■ **Work required**
Search the records below for the string "Formats" and report only the number of lines that contain it.

[Stored data]
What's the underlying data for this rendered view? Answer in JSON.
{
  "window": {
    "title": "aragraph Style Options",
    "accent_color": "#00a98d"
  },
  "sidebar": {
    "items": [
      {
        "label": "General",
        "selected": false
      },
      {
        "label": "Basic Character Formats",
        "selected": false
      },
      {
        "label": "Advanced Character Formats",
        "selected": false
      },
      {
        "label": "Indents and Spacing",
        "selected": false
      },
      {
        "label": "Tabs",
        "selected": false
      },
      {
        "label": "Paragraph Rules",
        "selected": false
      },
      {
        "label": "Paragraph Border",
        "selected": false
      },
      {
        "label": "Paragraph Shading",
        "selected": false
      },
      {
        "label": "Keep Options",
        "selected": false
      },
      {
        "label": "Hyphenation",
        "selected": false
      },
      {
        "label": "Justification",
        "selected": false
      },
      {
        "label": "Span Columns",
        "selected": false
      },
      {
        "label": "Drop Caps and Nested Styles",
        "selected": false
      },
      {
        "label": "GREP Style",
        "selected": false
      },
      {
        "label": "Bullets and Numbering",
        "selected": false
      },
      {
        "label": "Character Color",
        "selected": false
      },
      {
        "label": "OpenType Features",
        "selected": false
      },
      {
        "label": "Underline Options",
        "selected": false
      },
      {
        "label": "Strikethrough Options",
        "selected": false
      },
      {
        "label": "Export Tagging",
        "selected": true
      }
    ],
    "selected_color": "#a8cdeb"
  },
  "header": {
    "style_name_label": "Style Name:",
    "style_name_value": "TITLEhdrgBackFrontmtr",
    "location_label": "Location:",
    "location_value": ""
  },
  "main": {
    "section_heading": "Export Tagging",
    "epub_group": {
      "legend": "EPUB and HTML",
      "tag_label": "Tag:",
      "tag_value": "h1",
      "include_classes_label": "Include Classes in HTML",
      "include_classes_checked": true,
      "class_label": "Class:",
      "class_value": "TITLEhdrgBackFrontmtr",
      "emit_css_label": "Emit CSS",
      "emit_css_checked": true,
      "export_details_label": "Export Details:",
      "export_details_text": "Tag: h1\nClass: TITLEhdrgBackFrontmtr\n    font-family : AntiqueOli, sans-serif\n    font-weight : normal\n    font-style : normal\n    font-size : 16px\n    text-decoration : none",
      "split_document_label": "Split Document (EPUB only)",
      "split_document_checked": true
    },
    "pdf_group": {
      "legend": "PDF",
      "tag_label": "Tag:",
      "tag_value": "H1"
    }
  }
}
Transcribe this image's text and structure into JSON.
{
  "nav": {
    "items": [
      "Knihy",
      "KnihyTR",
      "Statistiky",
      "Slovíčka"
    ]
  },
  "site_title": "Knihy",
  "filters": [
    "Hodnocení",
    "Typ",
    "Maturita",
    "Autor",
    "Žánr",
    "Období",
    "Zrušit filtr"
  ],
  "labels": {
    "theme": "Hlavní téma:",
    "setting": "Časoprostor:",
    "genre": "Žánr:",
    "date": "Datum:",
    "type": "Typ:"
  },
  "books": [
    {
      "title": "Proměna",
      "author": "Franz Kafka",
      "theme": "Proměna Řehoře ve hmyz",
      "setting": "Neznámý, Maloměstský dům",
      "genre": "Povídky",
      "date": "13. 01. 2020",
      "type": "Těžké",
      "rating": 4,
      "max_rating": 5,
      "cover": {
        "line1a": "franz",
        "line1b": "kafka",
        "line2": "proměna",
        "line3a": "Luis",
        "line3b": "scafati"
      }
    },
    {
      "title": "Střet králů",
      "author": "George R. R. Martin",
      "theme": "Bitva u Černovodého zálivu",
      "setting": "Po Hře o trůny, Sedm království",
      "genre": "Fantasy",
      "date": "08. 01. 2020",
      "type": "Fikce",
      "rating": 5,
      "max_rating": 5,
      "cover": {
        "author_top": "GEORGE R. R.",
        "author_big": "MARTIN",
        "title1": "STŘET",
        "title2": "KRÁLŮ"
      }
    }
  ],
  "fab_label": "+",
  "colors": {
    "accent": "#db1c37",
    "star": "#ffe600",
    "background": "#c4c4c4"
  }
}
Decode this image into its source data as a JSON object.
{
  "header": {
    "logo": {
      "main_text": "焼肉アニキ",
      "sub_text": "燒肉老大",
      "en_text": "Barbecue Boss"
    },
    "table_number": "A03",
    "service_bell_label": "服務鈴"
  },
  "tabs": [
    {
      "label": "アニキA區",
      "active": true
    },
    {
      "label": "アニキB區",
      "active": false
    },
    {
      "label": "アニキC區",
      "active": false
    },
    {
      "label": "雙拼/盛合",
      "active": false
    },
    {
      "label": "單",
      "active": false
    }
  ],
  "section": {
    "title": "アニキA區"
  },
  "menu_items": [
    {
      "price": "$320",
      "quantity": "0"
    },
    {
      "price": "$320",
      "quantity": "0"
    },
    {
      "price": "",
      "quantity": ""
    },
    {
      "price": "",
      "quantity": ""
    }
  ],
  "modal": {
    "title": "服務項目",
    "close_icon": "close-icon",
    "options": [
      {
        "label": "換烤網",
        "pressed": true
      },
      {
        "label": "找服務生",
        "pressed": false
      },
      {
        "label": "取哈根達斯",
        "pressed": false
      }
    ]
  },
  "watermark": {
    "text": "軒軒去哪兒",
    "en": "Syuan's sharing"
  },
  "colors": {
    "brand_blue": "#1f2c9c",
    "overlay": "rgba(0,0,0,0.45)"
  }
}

■ **Written solution**
2